What's more, panels have gained competitiveness against other solar technologies, like concentrated solar power (technologies where sunlight is concentrated via mirrors to some liquid which heats water, the steam of which is powering turbines).
Suntech's new Pluto cells have reached a milestone at 20% efficiency, which is very good.
With entry barriers low, the danger is always present that the technology landscape will shift again, like it is now doing against the thin film producers. This is why we also keep an eye on emerging technologies.
As you see in the graph above, Suntech is only the sixth most efficient producer of solar panels.
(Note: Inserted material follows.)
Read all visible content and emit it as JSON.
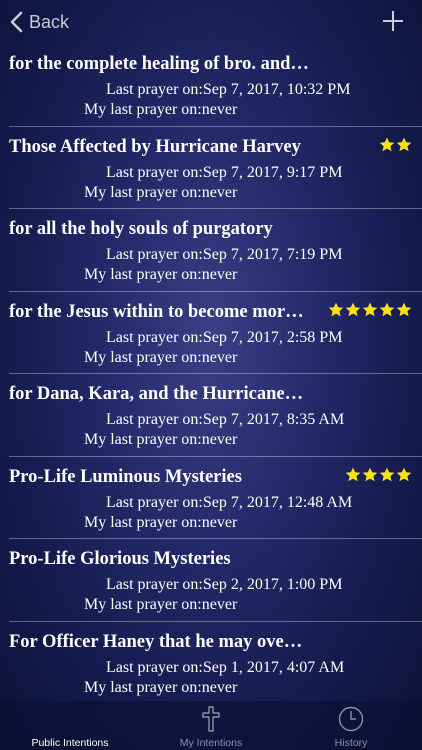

This is a bit of a glass half-full or half-empty situation. While not as efficient as Yangli (YGE) and Trina (TSL), there is considerable room for improvement. And indeed, the company is working on these.
It is negotiating long-term polysilicon contracts, as the spot price has fallen way below these. While the impact of these renegotiations will be small, the fall in polysilicon prices itself is very helpful:
A Bloomberg survey estimates that the spot prices of the raw material may continue to fall over 9% over the rest of the year despite prices being at their lowest point in over a decade [trefis]
There are a host of other initiatives going on as well. They have reigned in accounts receivable and inventories to the tune of $65M in Q1 [Q1 CC]. They reduced total production cost by 6% sequentially, but the company has further room for improvement:
We currently target module cost of goods sold of between $0.90 and $0.95 per watt in the second quarter, around $0.80 in the third quarter and less than $0.75 by the end of the year.
And we now expect our end of year wafer processing cost to be $0.15 per watt from $0.22 per watt previously. [Q1 CC]
Trina solar has indicated that they are already at poly to module conversion costs of 58 cents and expect those costs to fall to 50 cents or below by year end - ten cents below STP's target. [Clean Energy Intel]
No, the figures are not pretty, far from it. But the market has started to rebalance and the aggressive recent Chinese targets could, together with declining capacity, be a game changer. While Suntech suffers from falling ASPs as much as any solar supplier, it is producing relatively close to full capacity, commands a slight premium in prices, and has ample room to reduce cost.
This market can turn on a dime, the first whiff of good news can propel these solar stocks higher by tens of percentage points. You can either wait for that moment, which can't be far off, or start accumulating already on dips.